WHAT TO WORK ON:
The expected answer comprises all lines from the entries that contain the string "Ihrem".

Start of DATA FOR ANALYSIS

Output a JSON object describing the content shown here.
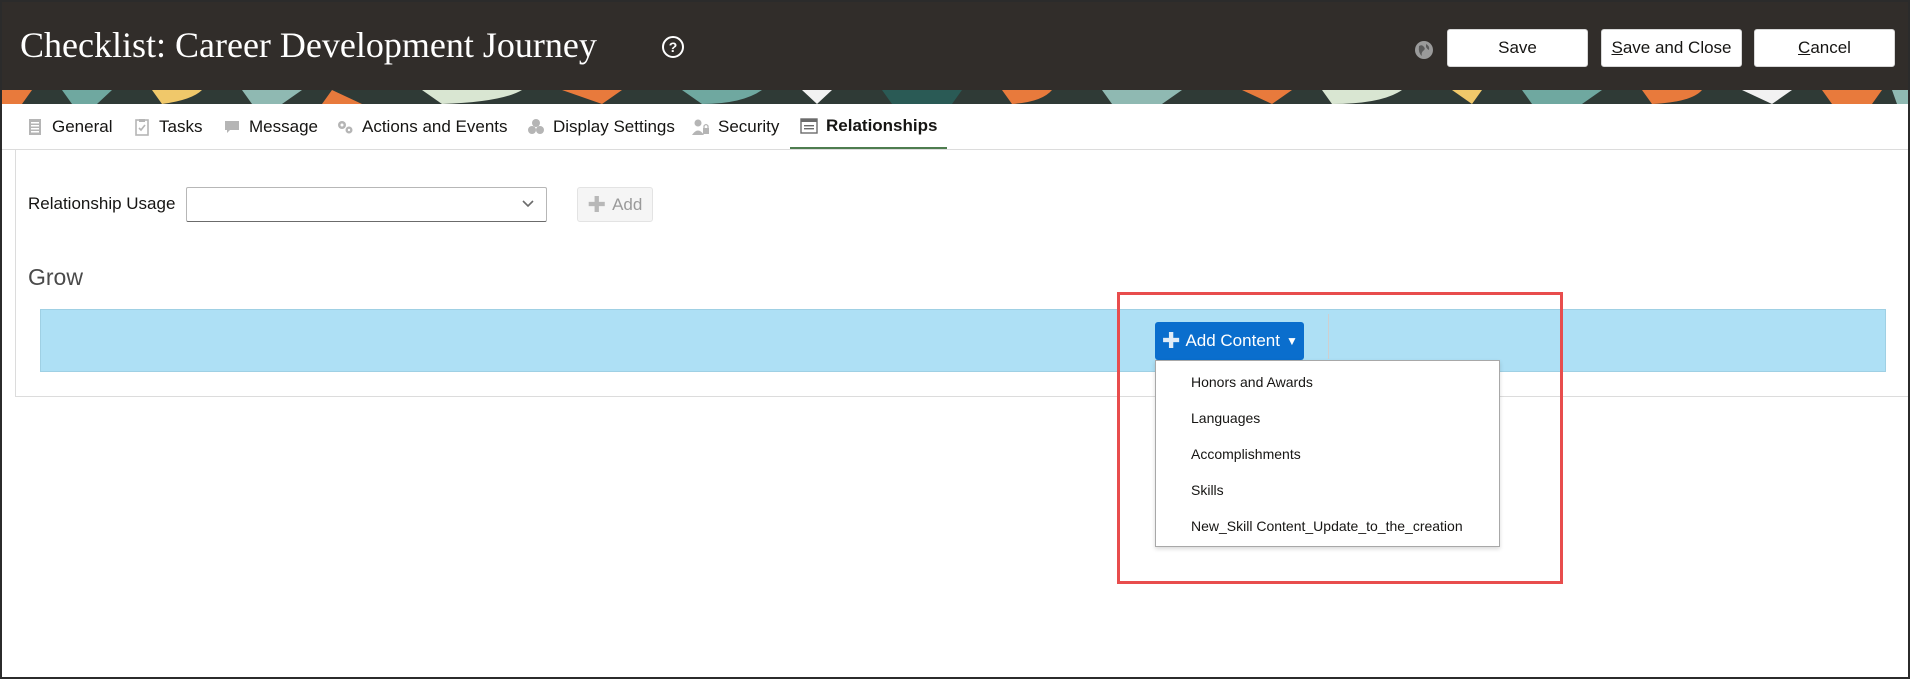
{
  "header": {
    "title": "Checklist: Career Development Journey",
    "help_icon": "?",
    "globe_icon": "globe-icon",
    "buttons": {
      "save": "Save",
      "save_close_first": "S",
      "save_close_rest": "ave and Close",
      "cancel_first": "C",
      "cancel_rest": "ancel"
    },
    "background_color": "#312d2a"
  },
  "tabs": [
    {
      "label": "General",
      "icon": "document-icon",
      "active": false
    },
    {
      "label": "Tasks",
      "icon": "clipboard-icon",
      "active": false
    },
    {
      "label": "Message",
      "icon": "message-icon",
      "active": false
    },
    {
      "label": "Actions and Events",
      "icon": "gears-icon",
      "active": false
    },
    {
      "label": "Display Settings",
      "icon": "circles-icon",
      "active": false
    },
    {
      "label": "Security",
      "icon": "user-lock-icon",
      "active": false
    },
    {
      "label": "Relationships",
      "icon": "list-card-icon",
      "active": true
    }
  ],
  "relationships": {
    "usage_label": "Relationship Usage",
    "usage_value": "",
    "add_label": "Add"
  },
  "grow": {
    "title": "Grow",
    "add_content_label": "Add Content",
    "menu_items": [
      "Honors and Awards",
      "Languages",
      "Accomplishments",
      "Skills",
      "New_Skill Content_Update_to_the_creation"
    ]
  },
  "colors": {
    "accent_blue": "#0a6ecd",
    "drop_zone": "#aee0f5",
    "active_tab_underline": "#4e7d4f",
    "highlight": "#e84d4d"
  }
}
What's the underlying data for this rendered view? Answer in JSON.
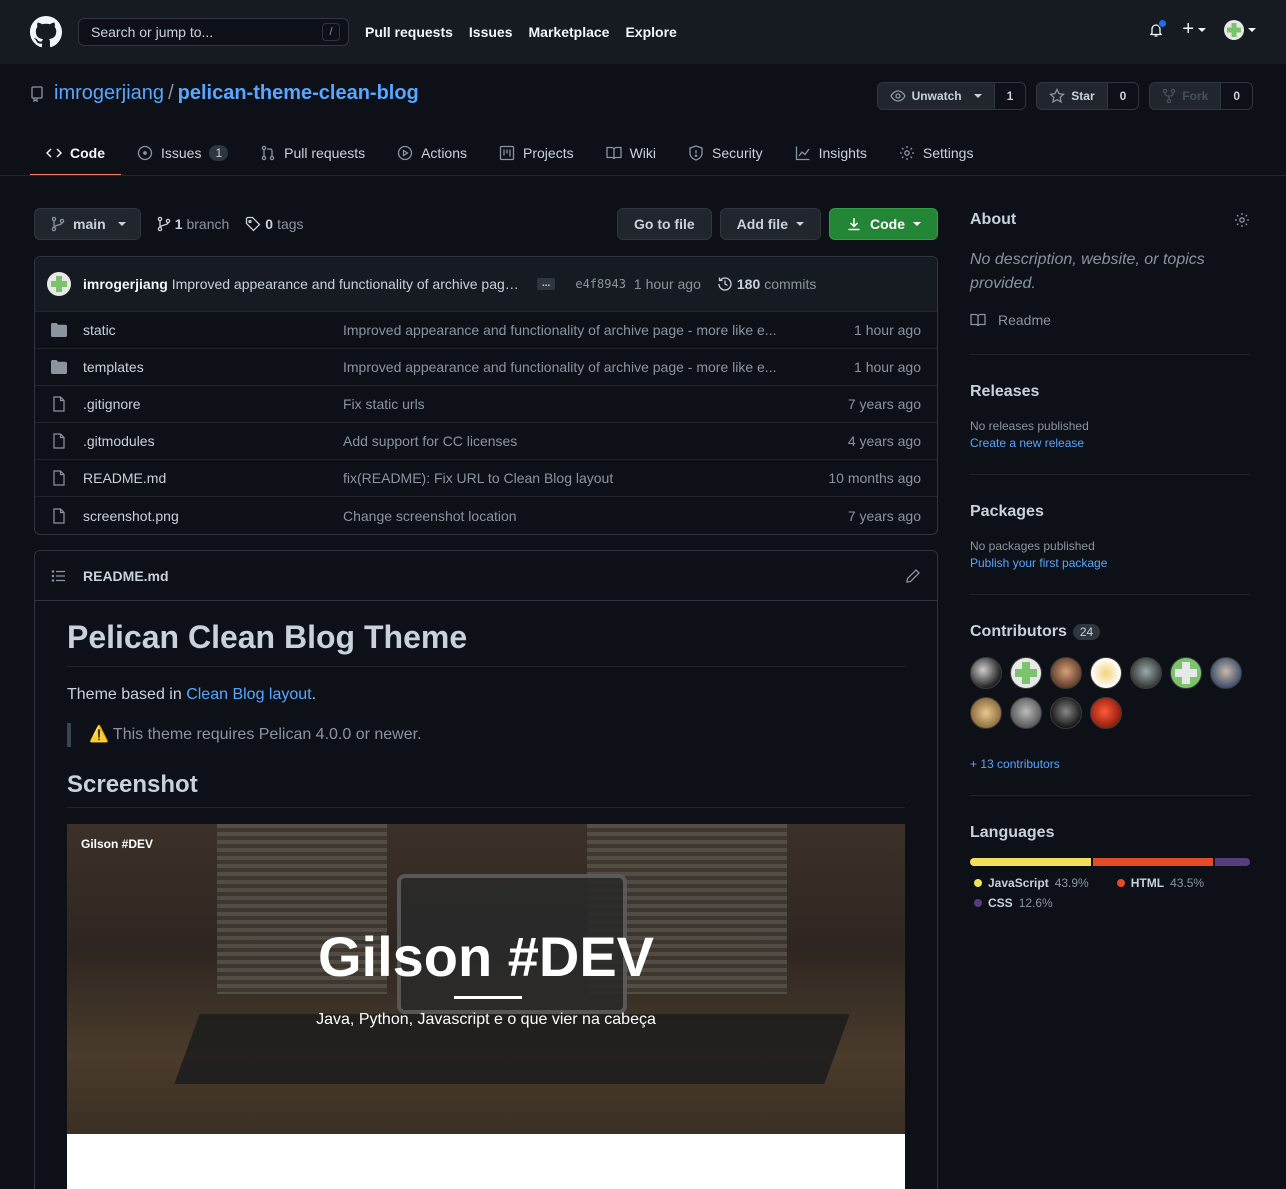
{
  "header": {
    "search_placeholder": "Search or jump to...",
    "search_key": "/",
    "nav": [
      "Pull requests",
      "Issues",
      "Marketplace",
      "Explore"
    ]
  },
  "repo": {
    "owner": "imrogerjiang",
    "separator": "/",
    "name": "pelican-theme-clean-blog",
    "watch_label": "Unwatch",
    "watch_count": "1",
    "star_label": "Star",
    "star_count": "0",
    "fork_label": "Fork",
    "fork_count": "0"
  },
  "tabs": [
    {
      "label": "Code",
      "icon": "code-icon"
    },
    {
      "label": "Issues",
      "icon": "issue-icon",
      "count": "1"
    },
    {
      "label": "Pull requests",
      "icon": "pull-request-icon"
    },
    {
      "label": "Actions",
      "icon": "play-icon"
    },
    {
      "label": "Projects",
      "icon": "project-icon"
    },
    {
      "label": "Wiki",
      "icon": "book-icon"
    },
    {
      "label": "Security",
      "icon": "shield-icon"
    },
    {
      "label": "Insights",
      "icon": "graph-icon"
    },
    {
      "label": "Settings",
      "icon": "gear-icon"
    }
  ],
  "branchbar": {
    "branch": "main",
    "branch_count": "1",
    "branch_word": "branch",
    "tag_count": "0",
    "tag_word": "tags",
    "go_to_file": "Go to file",
    "add_file": "Add file",
    "code": "Code"
  },
  "latest_commit": {
    "author": "imrogerjiang",
    "message": "Improved appearance and functionality of archive page - more lik...",
    "ellipsis": "...",
    "sha": "e4f8943",
    "time": "1 hour ago",
    "commit_count": "180",
    "commit_word": "commits"
  },
  "files": [
    {
      "type": "dir",
      "name": "static",
      "message": "Improved appearance and functionality of archive page - more like e...",
      "age": "1 hour ago"
    },
    {
      "type": "dir",
      "name": "templates",
      "message": "Improved appearance and functionality of archive page - more like e...",
      "age": "1 hour ago"
    },
    {
      "type": "file",
      "name": ".gitignore",
      "message": "Fix static urls",
      "age": "7 years ago"
    },
    {
      "type": "file",
      "name": ".gitmodules",
      "message": "Add support for CC licenses",
      "age": "4 years ago"
    },
    {
      "type": "file",
      "name": "README.md",
      "message": "fix(README): Fix URL to Clean Blog layout",
      "age": "10 months ago"
    },
    {
      "type": "file",
      "name": "screenshot.png",
      "message": "Change screenshot location",
      "age": "7 years ago"
    }
  ],
  "readme": {
    "filename": "README.md",
    "h1": "Pelican Clean Blog Theme",
    "intro_prefix": "Theme based in ",
    "intro_link": "Clean Blog layout",
    "intro_suffix": ".",
    "warning_icon": "⚠️",
    "warning_text": "This theme requires Pelican 4.0.0 or newer.",
    "h2": "Screenshot",
    "shot_brand": "Gilson #DEV",
    "shot_title": "Gilson #DEV",
    "shot_sub": "Java, Python, Javascript e o que vier na cabeça"
  },
  "sidebar": {
    "about_title": "About",
    "about_desc": "No description, website, or topics provided.",
    "readme_link": "Readme",
    "releases_title": "Releases",
    "releases_none": "No releases published",
    "releases_link": "Create a new release",
    "packages_title": "Packages",
    "packages_none": "No packages published",
    "packages_link": "Publish your first package",
    "contributors_title": "Contributors",
    "contributors_count": "24",
    "contributors_more": "+ 13 contributors",
    "languages_title": "Languages",
    "languages": [
      {
        "name": "JavaScript",
        "percent": "43.9%",
        "value": 43.9,
        "color": "#f1e05a"
      },
      {
        "name": "HTML",
        "percent": "43.5%",
        "value": 43.5,
        "color": "#e34c26"
      },
      {
        "name": "CSS",
        "percent": "12.6%",
        "value": 12.6,
        "color": "#563d7c"
      }
    ]
  },
  "colors": {
    "accent_link": "#58a6ff",
    "tab_underline": "#f78166",
    "code_button": "#238636"
  }
}
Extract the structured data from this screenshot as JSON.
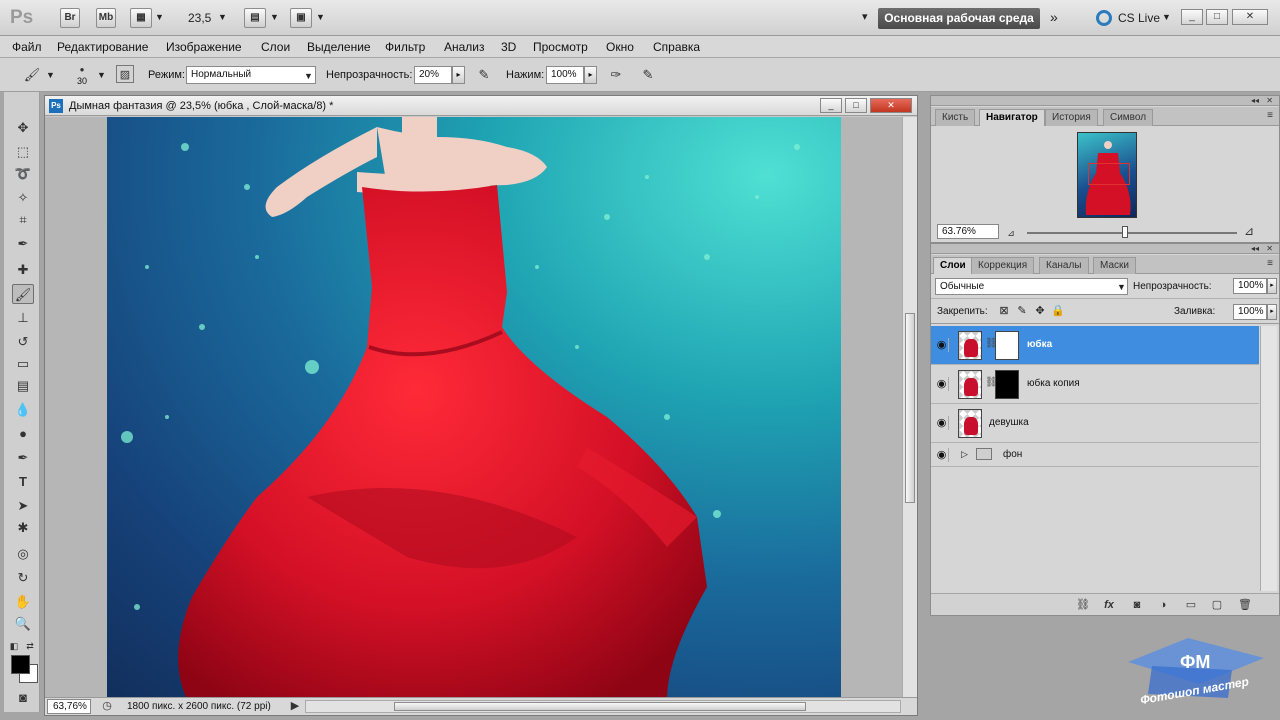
{
  "appbar": {
    "logo": "Ps",
    "br": "Br",
    "mb": "Mb",
    "zoom": "23,5",
    "workspace": "Основная рабочая среда",
    "cs_live": "CS Live"
  },
  "menu": [
    "Файл",
    "Редактирование",
    "Изображение",
    "Слои",
    "Выделение",
    "Фильтр",
    "Анализ",
    "3D",
    "Просмотр",
    "Окно",
    "Справка"
  ],
  "options": {
    "brush_size": "30",
    "mode_label": "Режим:",
    "mode_value": "Нормальный",
    "opacity_label": "Непрозрачность:",
    "opacity_value": "20%",
    "pressure_label": "Нажим:",
    "pressure_value": "100%"
  },
  "document": {
    "title": "Дымная фантазия @ 23,5% (юбка , Слой-маска/8) *",
    "status_zoom": "63,76%",
    "status_info": "1800 пикс. x 2600 пикс. (72 ppi)"
  },
  "navigator": {
    "tabs": [
      "Кисть",
      "Навигатор",
      "История",
      "Символ"
    ],
    "active_tab": "Навигатор",
    "zoom": "63.76%"
  },
  "layers": {
    "tabs": [
      "Слои",
      "Коррекция",
      "Каналы",
      "Маски"
    ],
    "active_tab": "Слои",
    "blend_mode": "Обычные",
    "opacity_label": "Непрозрачность:",
    "opacity_value": "100%",
    "lock_label": "Закрепить:",
    "fill_label": "Заливка:",
    "fill_value": "100%",
    "items": [
      {
        "name": "юбка",
        "selected": true,
        "mask": "white"
      },
      {
        "name": "юбка  копия",
        "selected": false,
        "mask": "black"
      },
      {
        "name": "девушка",
        "selected": false,
        "mask": ""
      },
      {
        "name": "фон",
        "selected": false,
        "mask": "",
        "group": true
      }
    ]
  },
  "watermark": {
    "logo_text": "ФМ",
    "text": "Фотошоп мастер"
  },
  "colors": {
    "selection": "#3e8de0",
    "dress": "#d41026",
    "workspace_btn": "#555555"
  }
}
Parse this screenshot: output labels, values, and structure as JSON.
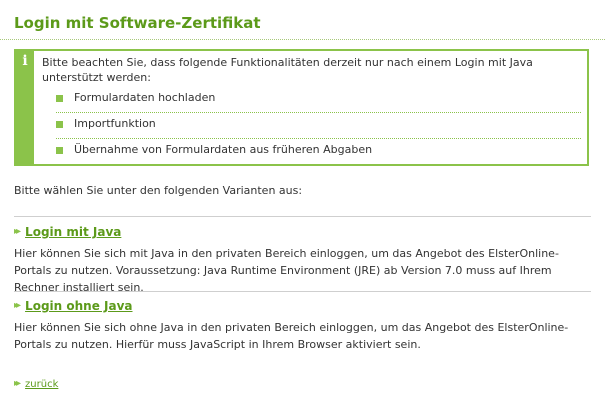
{
  "page": {
    "title": "Login mit Software-Zertifikat"
  },
  "info": {
    "icon": "info-icon",
    "icon_glyph": "i",
    "text": "Bitte beachten Sie, dass folgende Funktionalitäten derzeit nur nach einem Login mit Java unterstützt werden:",
    "items": [
      "Formulardaten hochladen",
      "Importfunktion",
      "Übernahme von Formulardaten aus früheren Abgaben"
    ]
  },
  "choose_text": "Bitte wählen Sie unter den folgenden Varianten aus:",
  "options": [
    {
      "label": "Login mit Java",
      "description": "Hier können Sie sich mit Java in den privaten Bereich einloggen, um das Angebot des ElsterOnline-Portals zu nutzen. Voraussetzung: Java Runtime Environment (JRE) ab Version 7.0 muss auf Ihrem Rechner installiert sein."
    },
    {
      "label": "Login ohne Java",
      "description": "Hier können Sie sich ohne Java in den privaten Bereich einloggen, um das Angebot des ElsterOnline-Portals zu nutzen. Hierfür muss JavaScript in Ihrem Browser aktiviert sein."
    }
  ],
  "back": {
    "label": "zurück"
  },
  "icons": {
    "arrow_glyph": "▸▸",
    "arrow_name": "double-arrow-right-icon"
  },
  "colors": {
    "accent": "#8bc34a",
    "title": "#5c9a1a",
    "text": "#333333",
    "separator": "#cfcfcf"
  }
}
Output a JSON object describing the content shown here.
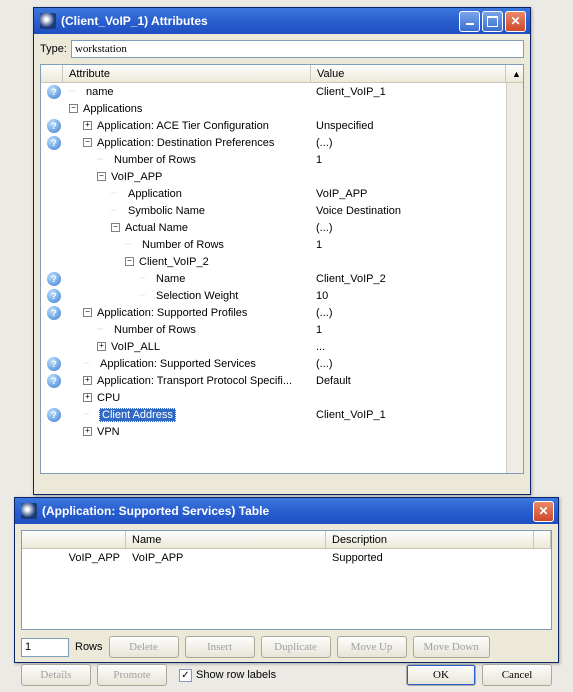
{
  "win1": {
    "title": "(Client_VoIP_1) Attributes",
    "type_label": "Type:",
    "type_value": "workstation",
    "headers": {
      "attr": "Attribute",
      "value": "Value"
    },
    "rows": [
      {
        "icon": "q",
        "indent": 0,
        "toggle": "line",
        "label": "name",
        "value": "Client_VoIP_1"
      },
      {
        "icon": "",
        "indent": 0,
        "toggle": "minus",
        "label": "Applications",
        "value": ""
      },
      {
        "icon": "q",
        "indent": 1,
        "toggle": "plus",
        "label": "Application: ACE Tier Configuration",
        "value": "Unspecified"
      },
      {
        "icon": "q",
        "indent": 1,
        "toggle": "minus",
        "label": "Application: Destination Preferences",
        "value": "(...)"
      },
      {
        "icon": "",
        "indent": 2,
        "toggle": "line",
        "label": "Number of Rows",
        "value": "1"
      },
      {
        "icon": "",
        "indent": 2,
        "toggle": "minus",
        "label": "VoIP_APP",
        "value": ""
      },
      {
        "icon": "",
        "indent": 3,
        "toggle": "line",
        "label": "Application",
        "value": "VoIP_APP"
      },
      {
        "icon": "",
        "indent": 3,
        "toggle": "line",
        "label": "Symbolic Name",
        "value": "Voice Destination"
      },
      {
        "icon": "",
        "indent": 3,
        "toggle": "minus",
        "label": "Actual Name",
        "value": "(...)"
      },
      {
        "icon": "",
        "indent": 4,
        "toggle": "line",
        "label": "Number of Rows",
        "value": "1"
      },
      {
        "icon": "",
        "indent": 4,
        "toggle": "minus",
        "label": "Client_VoIP_2",
        "value": ""
      },
      {
        "icon": "q",
        "indent": 5,
        "toggle": "line",
        "label": "Name",
        "value": "Client_VoIP_2"
      },
      {
        "icon": "q",
        "indent": 5,
        "toggle": "line",
        "label": "Selection Weight",
        "value": "10"
      },
      {
        "icon": "q",
        "indent": 1,
        "toggle": "minus",
        "label": "Application: Supported Profiles",
        "value": "(...)"
      },
      {
        "icon": "",
        "indent": 2,
        "toggle": "line",
        "label": "Number of Rows",
        "value": "1"
      },
      {
        "icon": "",
        "indent": 2,
        "toggle": "plus",
        "label": "VoIP_ALL",
        "value": "..."
      },
      {
        "icon": "q",
        "indent": 1,
        "toggle": "line",
        "label": "Application: Supported Services",
        "value": "(...)"
      },
      {
        "icon": "q",
        "indent": 1,
        "toggle": "plus",
        "label": "Application: Transport Protocol Specifi...",
        "value": "Default"
      },
      {
        "icon": "",
        "indent": 1,
        "toggle": "plus",
        "label": "CPU",
        "value": ""
      },
      {
        "icon": "q",
        "indent": 1,
        "toggle": "line",
        "label": "Client Address",
        "value": "Client_VoIP_1",
        "selected": true
      },
      {
        "icon": "",
        "indent": 1,
        "toggle": "plus",
        "label": "VPN",
        "value": ""
      }
    ]
  },
  "win2": {
    "title": "(Application: Supported Services) Table",
    "headers": {
      "name": "Name",
      "desc": "Description"
    },
    "row": {
      "key": "VoIP_APP",
      "name": "VoIP_APP",
      "desc": "Supported"
    },
    "rows_value": "1",
    "rows_label": "Rows",
    "buttons": {
      "delete": "Delete",
      "insert": "Insert",
      "duplicate": "Duplicate",
      "moveup": "Move Up",
      "movedown": "Move Down",
      "details": "Details",
      "promote": "Promote",
      "ok": "OK",
      "cancel": "Cancel"
    },
    "show_row_labels": "Show row labels"
  }
}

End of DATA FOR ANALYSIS

REPLY:
      "description": "Hier können Sie sich mit Java in den privaten Bereich einloggen, um das Angebot des ElsterOnline-Portals zu nutzen. Voraussetzung: Java Runtime Environment (JRE) ab Version 7.0 muss auf Ihrem Rechner installiert sein."
      "description": "Hier können Sie sich ohne Java in den privaten Bereich einloggen, um das Angebot des ElsterOnline-Portals zu nutzen. Hierfür muss JavaScript in Ihrem Browser aktiviert sein."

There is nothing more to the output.